**REQUIRED ACTION**
Please give the data again in full, exactly as it reads.

-- SOURCE RECORDS follows --

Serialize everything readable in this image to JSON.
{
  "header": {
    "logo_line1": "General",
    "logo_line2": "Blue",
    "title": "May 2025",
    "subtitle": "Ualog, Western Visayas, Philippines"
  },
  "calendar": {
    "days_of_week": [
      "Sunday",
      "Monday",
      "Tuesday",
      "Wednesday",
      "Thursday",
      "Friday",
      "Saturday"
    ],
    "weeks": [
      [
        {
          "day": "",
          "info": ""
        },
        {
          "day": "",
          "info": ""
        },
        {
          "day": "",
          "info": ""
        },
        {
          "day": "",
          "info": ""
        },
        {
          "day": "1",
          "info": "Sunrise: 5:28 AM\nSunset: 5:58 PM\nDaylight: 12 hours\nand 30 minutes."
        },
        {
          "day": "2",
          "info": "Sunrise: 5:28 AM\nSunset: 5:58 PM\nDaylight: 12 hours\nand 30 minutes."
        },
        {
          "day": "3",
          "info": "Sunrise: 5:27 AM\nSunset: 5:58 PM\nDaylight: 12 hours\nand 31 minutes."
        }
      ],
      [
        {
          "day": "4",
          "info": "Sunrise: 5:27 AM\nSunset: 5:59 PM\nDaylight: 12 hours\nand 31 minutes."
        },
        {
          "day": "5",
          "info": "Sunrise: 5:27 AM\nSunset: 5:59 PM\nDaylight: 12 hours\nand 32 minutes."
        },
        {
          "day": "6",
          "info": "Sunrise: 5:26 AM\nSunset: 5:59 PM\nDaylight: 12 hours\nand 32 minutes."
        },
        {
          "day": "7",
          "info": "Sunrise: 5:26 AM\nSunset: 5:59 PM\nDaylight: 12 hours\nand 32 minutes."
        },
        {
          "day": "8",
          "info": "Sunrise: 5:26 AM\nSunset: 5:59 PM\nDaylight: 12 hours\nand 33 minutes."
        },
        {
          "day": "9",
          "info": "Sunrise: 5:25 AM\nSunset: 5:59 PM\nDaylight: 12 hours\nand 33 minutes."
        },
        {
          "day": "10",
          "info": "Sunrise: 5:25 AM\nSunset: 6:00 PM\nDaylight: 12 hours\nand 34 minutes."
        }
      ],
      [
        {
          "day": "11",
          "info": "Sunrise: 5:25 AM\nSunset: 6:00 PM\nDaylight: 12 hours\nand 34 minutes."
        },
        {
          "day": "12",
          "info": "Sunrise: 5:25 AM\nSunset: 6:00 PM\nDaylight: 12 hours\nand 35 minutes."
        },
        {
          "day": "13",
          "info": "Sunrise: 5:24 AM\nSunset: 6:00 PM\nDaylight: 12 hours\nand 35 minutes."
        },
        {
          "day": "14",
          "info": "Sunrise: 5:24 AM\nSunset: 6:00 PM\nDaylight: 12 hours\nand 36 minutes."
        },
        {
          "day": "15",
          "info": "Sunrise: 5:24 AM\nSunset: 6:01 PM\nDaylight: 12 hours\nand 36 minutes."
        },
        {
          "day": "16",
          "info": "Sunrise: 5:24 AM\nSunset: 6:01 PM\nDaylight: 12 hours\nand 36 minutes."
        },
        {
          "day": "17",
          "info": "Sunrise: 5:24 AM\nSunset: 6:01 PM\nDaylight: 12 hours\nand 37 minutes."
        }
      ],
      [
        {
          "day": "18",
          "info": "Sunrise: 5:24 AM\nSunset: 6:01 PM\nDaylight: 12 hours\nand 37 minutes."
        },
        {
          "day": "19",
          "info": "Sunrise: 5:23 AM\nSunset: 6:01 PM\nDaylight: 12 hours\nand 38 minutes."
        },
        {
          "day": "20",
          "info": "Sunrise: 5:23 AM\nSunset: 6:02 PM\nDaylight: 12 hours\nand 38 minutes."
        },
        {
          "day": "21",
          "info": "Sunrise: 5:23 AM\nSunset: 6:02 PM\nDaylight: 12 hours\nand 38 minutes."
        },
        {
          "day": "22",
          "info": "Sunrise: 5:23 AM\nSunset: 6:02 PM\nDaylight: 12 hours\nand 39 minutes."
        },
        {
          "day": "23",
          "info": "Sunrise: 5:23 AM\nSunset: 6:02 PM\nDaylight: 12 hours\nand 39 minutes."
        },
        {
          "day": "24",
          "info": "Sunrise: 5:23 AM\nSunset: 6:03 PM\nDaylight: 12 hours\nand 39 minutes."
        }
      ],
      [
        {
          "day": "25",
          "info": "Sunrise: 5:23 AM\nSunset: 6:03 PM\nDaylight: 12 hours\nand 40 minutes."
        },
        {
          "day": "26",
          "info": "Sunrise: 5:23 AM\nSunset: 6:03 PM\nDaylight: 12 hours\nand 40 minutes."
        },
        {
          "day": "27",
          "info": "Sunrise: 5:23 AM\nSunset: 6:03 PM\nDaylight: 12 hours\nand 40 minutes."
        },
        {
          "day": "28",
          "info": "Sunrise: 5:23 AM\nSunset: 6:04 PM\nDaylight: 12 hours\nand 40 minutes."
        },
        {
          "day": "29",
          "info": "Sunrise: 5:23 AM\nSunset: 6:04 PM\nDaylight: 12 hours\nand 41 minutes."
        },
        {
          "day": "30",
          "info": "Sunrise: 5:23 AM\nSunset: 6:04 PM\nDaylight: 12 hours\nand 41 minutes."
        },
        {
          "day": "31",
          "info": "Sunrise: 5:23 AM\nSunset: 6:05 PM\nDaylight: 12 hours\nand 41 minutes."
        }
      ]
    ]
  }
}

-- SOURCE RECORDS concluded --

**TASK RESULT**
Serialize everything readable in this image to JSON.
{
  "header": {
    "logo_line1": "General",
    "logo_line2": "Blue",
    "title": "May 2025",
    "subtitle": "Ualog, Western Visayas, Philippines"
  },
  "calendar": {
    "days_of_week": [
      "Sunday",
      "Monday",
      "Tuesday",
      "Wednesday",
      "Thursday",
      "Friday",
      "Saturday"
    ],
    "weeks": [
      [
        {
          "day": "",
          "info": ""
        },
        {
          "day": "",
          "info": ""
        },
        {
          "day": "",
          "info": ""
        },
        {
          "day": "",
          "info": ""
        },
        {
          "day": "1",
          "info": "Sunrise: 5:28 AM\nSunset: 5:58 PM\nDaylight: 12 hours\nand 30 minutes."
        },
        {
          "day": "2",
          "info": "Sunrise: 5:28 AM\nSunset: 5:58 PM\nDaylight: 12 hours\nand 30 minutes."
        },
        {
          "day": "3",
          "info": "Sunrise: 5:27 AM\nSunset: 5:58 PM\nDaylight: 12 hours\nand 31 minutes."
        }
      ],
      [
        {
          "day": "4",
          "info": "Sunrise: 5:27 AM\nSunset: 5:59 PM\nDaylight: 12 hours\nand 31 minutes."
        },
        {
          "day": "5",
          "info": "Sunrise: 5:27 AM\nSunset: 5:59 PM\nDaylight: 12 hours\nand 32 minutes."
        },
        {
          "day": "6",
          "info": "Sunrise: 5:26 AM\nSunset: 5:59 PM\nDaylight: 12 hours\nand 32 minutes."
        },
        {
          "day": "7",
          "info": "Sunrise: 5:26 AM\nSunset: 5:59 PM\nDaylight: 12 hours\nand 32 minutes."
        },
        {
          "day": "8",
          "info": "Sunrise: 5:26 AM\nSunset: 5:59 PM\nDaylight: 12 hours\nand 33 minutes."
        },
        {
          "day": "9",
          "info": "Sunrise: 5:25 AM\nSunset: 5:59 PM\nDaylight: 12 hours\nand 33 minutes."
        },
        {
          "day": "10",
          "info": "Sunrise: 5:25 AM\nSunset: 6:00 PM\nDaylight: 12 hours\nand 34 minutes."
        }
      ],
      [
        {
          "day": "11",
          "info": "Sunrise: 5:25 AM\nSunset: 6:00 PM\nDaylight: 12 hours\nand 34 minutes."
        },
        {
          "day": "12",
          "info": "Sunrise: 5:25 AM\nSunset: 6:00 PM\nDaylight: 12 hours\nand 35 minutes."
        },
        {
          "day": "13",
          "info": "Sunrise: 5:24 AM\nSunset: 6:00 PM\nDaylight: 12 hours\nand 35 minutes."
        },
        {
          "day": "14",
          "info": "Sunrise: 5:24 AM\nSunset: 6:00 PM\nDaylight: 12 hours\nand 36 minutes."
        },
        {
          "day": "15",
          "info": "Sunrise: 5:24 AM\nSunset: 6:01 PM\nDaylight: 12 hours\nand 36 minutes."
        },
        {
          "day": "16",
          "info": "Sunrise: 5:24 AM\nSunset: 6:01 PM\nDaylight: 12 hours\nand 36 minutes."
        },
        {
          "day": "17",
          "info": "Sunrise: 5:24 AM\nSunset: 6:01 PM\nDaylight: 12 hours\nand 37 minutes."
        }
      ],
      [
        {
          "day": "18",
          "info": "Sunrise: 5:24 AM\nSunset: 6:01 PM\nDaylight: 12 hours\nand 37 minutes."
        },
        {
          "day": "19",
          "info": "Sunrise: 5:23 AM\nSunset: 6:01 PM\nDaylight: 12 hours\nand 38 minutes."
        },
        {
          "day": "20",
          "info": "Sunrise: 5:23 AM\nSunset: 6:02 PM\nDaylight: 12 hours\nand 38 minutes."
        },
        {
          "day": "21",
          "info": "Sunrise: 5:23 AM\nSunset: 6:02 PM\nDaylight: 12 hours\nand 38 minutes."
        },
        {
          "day": "22",
          "info": "Sunrise: 5:23 AM\nSunset: 6:02 PM\nDaylight: 12 hours\nand 39 minutes."
        },
        {
          "day": "23",
          "info": "Sunrise: 5:23 AM\nSunset: 6:02 PM\nDaylight: 12 hours\nand 39 minutes."
        },
        {
          "day": "24",
          "info": "Sunrise: 5:23 AM\nSunset: 6:03 PM\nDaylight: 12 hours\nand 39 minutes."
        }
      ],
      [
        {
          "day": "25",
          "info": "Sunrise: 5:23 AM\nSunset: 6:03 PM\nDaylight: 12 hours\nand 40 minutes."
        },
        {
          "day": "26",
          "info": "Sunrise: 5:23 AM\nSunset: 6:03 PM\nDaylight: 12 hours\nand 40 minutes."
        },
        {
          "day": "27",
          "info": "Sunrise: 5:23 AM\nSunset: 6:03 PM\nDaylight: 12 hours\nand 40 minutes."
        },
        {
          "day": "28",
          "info": "Sunrise: 5:23 AM\nSunset: 6:04 PM\nDaylight: 12 hours\nand 40 minutes."
        },
        {
          "day": "29",
          "info": "Sunrise: 5:23 AM\nSunset: 6:04 PM\nDaylight: 12 hours\nand 41 minutes."
        },
        {
          "day": "30",
          "info": "Sunrise: 5:23 AM\nSunset: 6:04 PM\nDaylight: 12 hours\nand 41 minutes."
        },
        {
          "day": "31",
          "info": "Sunrise: 5:23 AM\nSunset: 6:05 PM\nDaylight: 12 hours\nand 41 minutes."
        }
      ]
    ]
  }
}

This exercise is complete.